If you decide against an extension of time, the council can approve or refuse the application on reasonable grounds for not reconsulting the necessary parties. We always ask for your permission before agreeing an extension of time with the planning officer, who will revise their decision date to determine the planning application.
The Planning officer dealing with the submitted planning application has the delegated power of authority to make a decision based on the criteria submitted. This proceedure is very common with simple planning applications such as a household extension.
A Planning Committee is made of local councillors that determine a small number of planning applications. It is in the public interest of the council to have these arrangements in place to ensure there are no significant planning issues in the local area and wider context. If the planning application is complex or hold a great concern for the area, one of the councillors could request the planning application be brought forward infront of the planning committee. The planning officer involved with the planning application will recommend a decision to the planning committee, however the final decision will be a vote from the local councillors.

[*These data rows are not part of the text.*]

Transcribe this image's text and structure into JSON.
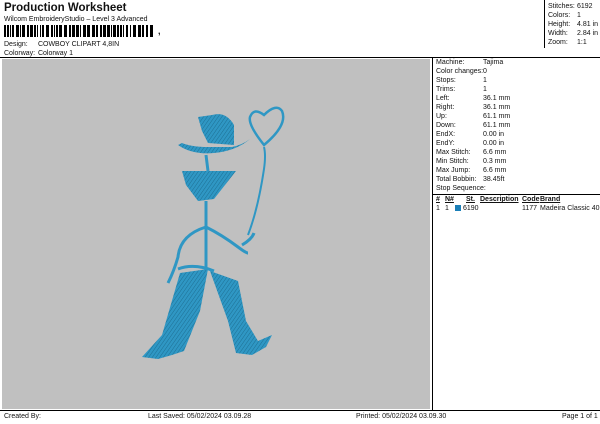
{
  "header": {
    "title": "Production Worksheet",
    "subtitle": "Wilcom EmbroideryStudio – Level 3 Advanced",
    "barcode_suffix": ","
  },
  "design": {
    "design_label": "Design:",
    "design_value": "COWBOY CLIPART 4,8IN",
    "colorway_label": "Colorway:",
    "colorway_value": "Colorway 1"
  },
  "stats": {
    "stitches_label": "Stitches:",
    "stitches_value": "6192",
    "colors_label": "Colors:",
    "colors_value": "1",
    "height_label": "Height:",
    "height_value": "4.81 in",
    "width_label": "Width:",
    "width_value": "2.84 in",
    "zoom_label": "Zoom:",
    "zoom_value": "1:1"
  },
  "info": [
    {
      "label": "Machine:",
      "value": "Tajima"
    },
    {
      "label": "Color changes:",
      "value": "0"
    },
    {
      "label": "Stops:",
      "value": "1"
    },
    {
      "label": "Trims:",
      "value": "1"
    },
    {
      "label": "Left:",
      "value": "36.1 mm"
    },
    {
      "label": "Right:",
      "value": "36.1 mm"
    },
    {
      "label": "Up:",
      "value": "61.1 mm"
    },
    {
      "label": "Down:",
      "value": "61.1 mm"
    },
    {
      "label": "EndX:",
      "value": "0.00 in"
    },
    {
      "label": "EndY:",
      "value": "0.00 in"
    },
    {
      "label": "Max Stitch:",
      "value": "6.6 mm"
    },
    {
      "label": "Min Stitch:",
      "value": "0.3 mm"
    },
    {
      "label": "Max Jump:",
      "value": "6.6 mm"
    },
    {
      "label": "Total Bobbin:",
      "value": "38.45ft"
    }
  ],
  "sequence": {
    "title": "Stop Sequence:",
    "headers": {
      "stop": "#",
      "n": "N#",
      "st": "St.",
      "description": "Description",
      "code": "Code",
      "brand": "Brand"
    },
    "rows": [
      {
        "stop": "1",
        "n": "1",
        "color": "#1a7fb8",
        "st": "6190",
        "description": "",
        "code": "1177",
        "brand": "Madeira Classic 40"
      }
    ]
  },
  "footer": {
    "created_by": "Created By:",
    "last_saved": "Last Saved: 05/02/2024 03.09.28",
    "printed": "Printed: 05/02/2024 03.09.30",
    "page": "Page 1 of 1"
  },
  "colors": {
    "thread": "#2f97c4",
    "thread_dark": "#1d6f93",
    "canvas": "#c0c0c0"
  }
}
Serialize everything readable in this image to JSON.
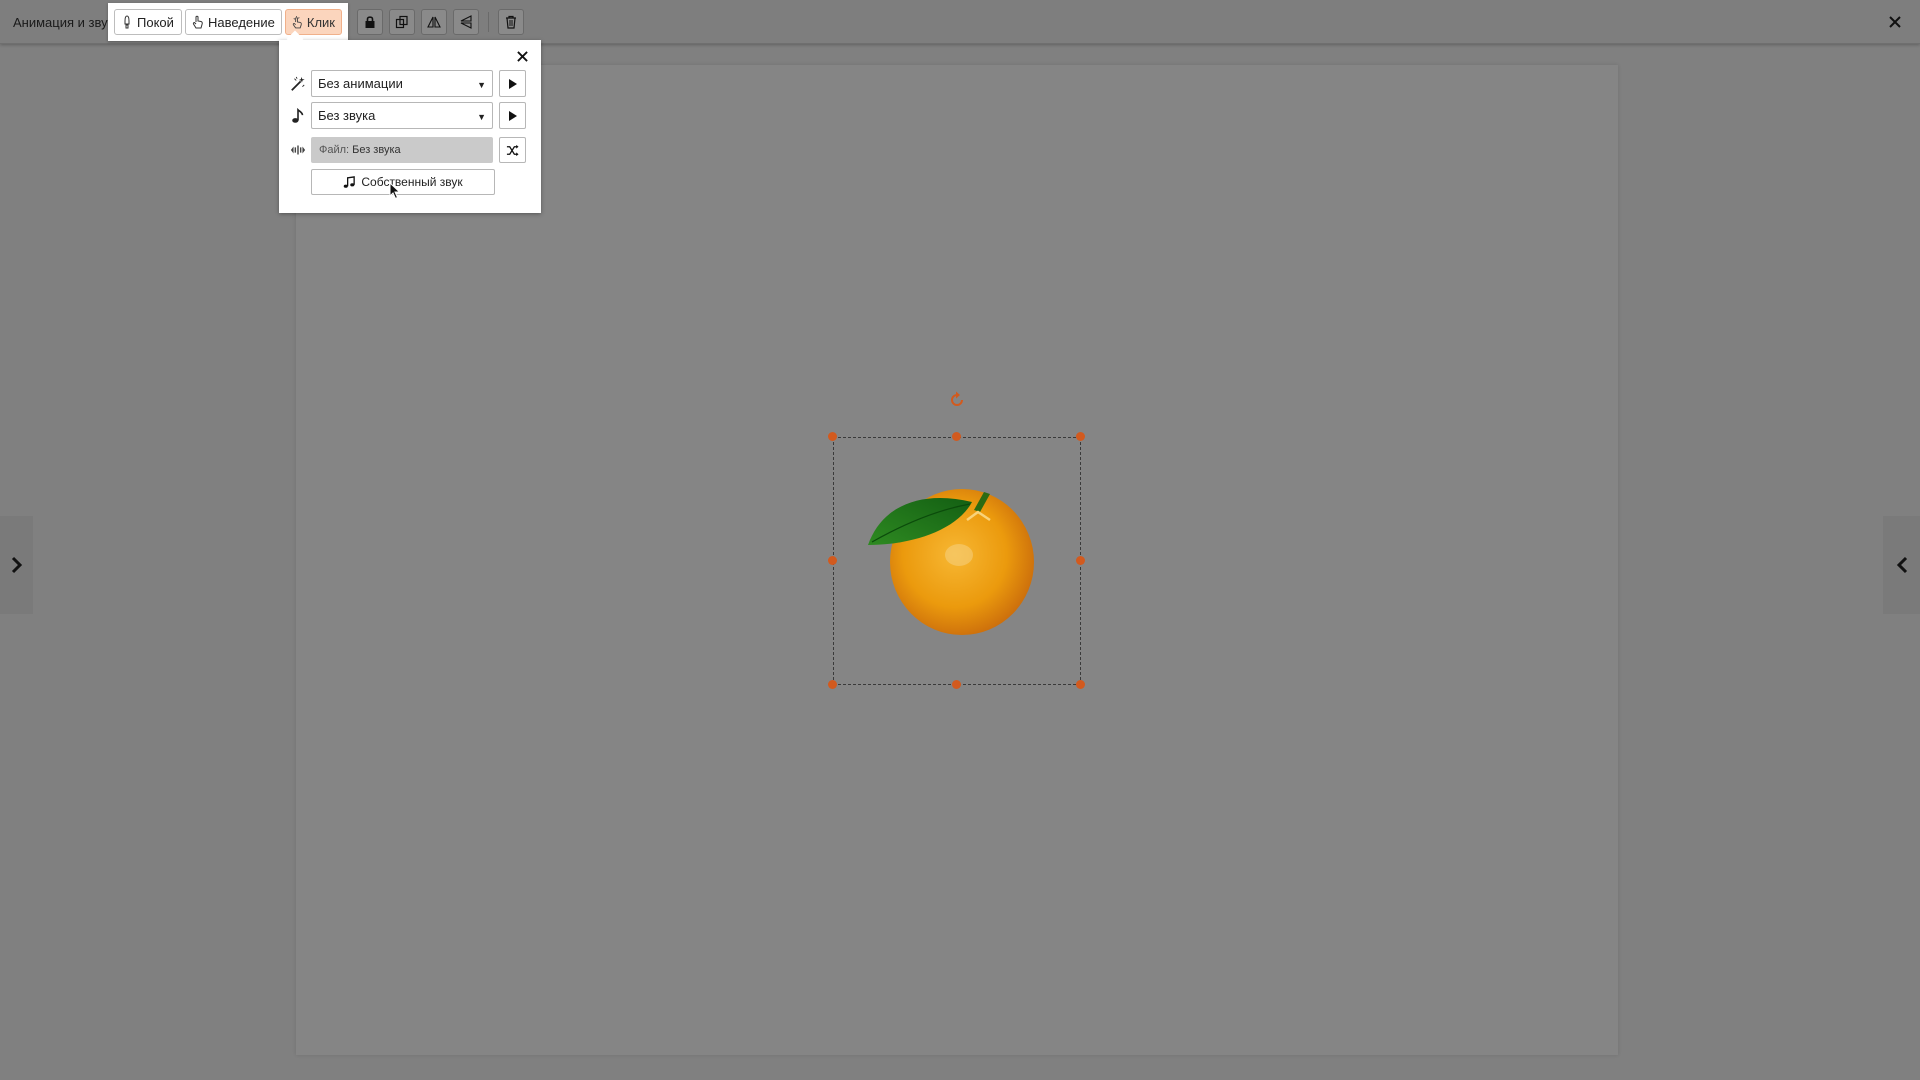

No, we do not need to visit the property again as we took all the measurements and photographs from our initial measured building survey.
If the planning application is approved, it is likely that there will be planning conditions attached to the planning permission. These usually consist of a requirement to obtain local authority approval such as materials samples, drainage design, vehicle manoeuvring to just name a few. The council will request further information to be submitted in order to comply with that planning condition.
A vast majority of household extensions will receive a few planning conditions but these is standard with any planning permission.
The main three planning conditions involved with household extensions is to begin development with in three years, work in accordance with the drawings submitted with the planning application and to ensure that you use external facing materials that match and correspond with the existing building.
No, these planning conditions are in your interest to make sure you comply with them. If for any reason that you do not comply with them, whether the design has changed from the original planning drawings, using materials that do not match with the existing property or not starting with in three years, the council can take further action.
Planning permission lasts for three years from the date the decision is made. If you start building with in the three year period, you have triggered the planning permisson and therefore there is no time limit to complete the build.